If a line of the data below holds the string "Amount", copy it.

(App and web page records)
----

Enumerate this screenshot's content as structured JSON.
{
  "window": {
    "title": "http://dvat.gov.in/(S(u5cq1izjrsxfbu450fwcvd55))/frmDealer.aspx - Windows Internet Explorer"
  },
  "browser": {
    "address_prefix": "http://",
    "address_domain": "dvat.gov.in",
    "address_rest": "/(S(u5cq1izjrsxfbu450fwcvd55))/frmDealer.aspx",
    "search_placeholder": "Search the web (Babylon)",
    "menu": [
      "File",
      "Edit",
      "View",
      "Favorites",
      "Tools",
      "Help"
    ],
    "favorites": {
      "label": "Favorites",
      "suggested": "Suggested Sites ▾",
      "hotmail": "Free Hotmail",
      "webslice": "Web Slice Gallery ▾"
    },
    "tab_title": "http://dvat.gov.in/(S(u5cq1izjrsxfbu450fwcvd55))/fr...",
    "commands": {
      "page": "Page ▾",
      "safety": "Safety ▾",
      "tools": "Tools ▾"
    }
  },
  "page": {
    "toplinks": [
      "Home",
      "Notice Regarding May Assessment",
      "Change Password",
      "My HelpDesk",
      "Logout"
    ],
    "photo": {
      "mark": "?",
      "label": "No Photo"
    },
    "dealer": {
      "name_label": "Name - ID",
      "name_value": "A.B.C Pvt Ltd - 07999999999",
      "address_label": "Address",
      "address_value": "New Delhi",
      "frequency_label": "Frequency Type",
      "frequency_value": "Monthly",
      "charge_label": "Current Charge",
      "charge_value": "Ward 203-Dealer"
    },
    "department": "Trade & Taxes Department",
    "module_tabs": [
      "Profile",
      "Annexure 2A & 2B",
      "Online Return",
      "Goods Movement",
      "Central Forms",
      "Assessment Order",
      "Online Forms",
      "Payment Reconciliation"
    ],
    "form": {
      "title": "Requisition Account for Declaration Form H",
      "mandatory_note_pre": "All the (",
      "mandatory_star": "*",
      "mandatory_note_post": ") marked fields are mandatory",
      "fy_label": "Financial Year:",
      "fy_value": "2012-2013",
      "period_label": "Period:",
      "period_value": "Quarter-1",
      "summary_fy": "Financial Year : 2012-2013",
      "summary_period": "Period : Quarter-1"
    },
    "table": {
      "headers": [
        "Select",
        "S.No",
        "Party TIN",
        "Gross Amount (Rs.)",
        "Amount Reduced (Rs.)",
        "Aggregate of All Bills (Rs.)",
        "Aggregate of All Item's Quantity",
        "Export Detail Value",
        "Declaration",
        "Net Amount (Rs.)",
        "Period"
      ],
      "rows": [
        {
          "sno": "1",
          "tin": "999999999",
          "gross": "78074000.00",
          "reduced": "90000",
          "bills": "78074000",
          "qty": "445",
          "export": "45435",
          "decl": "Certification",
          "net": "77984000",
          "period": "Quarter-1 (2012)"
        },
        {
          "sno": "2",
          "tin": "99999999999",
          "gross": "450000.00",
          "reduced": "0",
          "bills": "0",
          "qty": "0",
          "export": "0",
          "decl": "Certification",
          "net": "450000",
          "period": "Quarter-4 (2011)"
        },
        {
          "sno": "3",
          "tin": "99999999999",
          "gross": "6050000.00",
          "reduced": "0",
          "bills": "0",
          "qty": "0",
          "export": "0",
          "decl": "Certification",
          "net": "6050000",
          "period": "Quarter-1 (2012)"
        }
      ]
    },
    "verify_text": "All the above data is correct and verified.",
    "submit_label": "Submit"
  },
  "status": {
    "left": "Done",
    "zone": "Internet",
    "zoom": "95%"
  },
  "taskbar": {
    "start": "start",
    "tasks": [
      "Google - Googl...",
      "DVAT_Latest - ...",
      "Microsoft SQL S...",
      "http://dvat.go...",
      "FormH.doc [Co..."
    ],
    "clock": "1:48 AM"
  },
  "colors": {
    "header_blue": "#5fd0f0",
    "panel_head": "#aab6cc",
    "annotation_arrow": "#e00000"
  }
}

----

OUTPUT FOR THIS EXERCISE:
        "Gross Amount (Rs.)",
        "Amount Reduced (Rs.)",
        "Net Amount (Rs.)",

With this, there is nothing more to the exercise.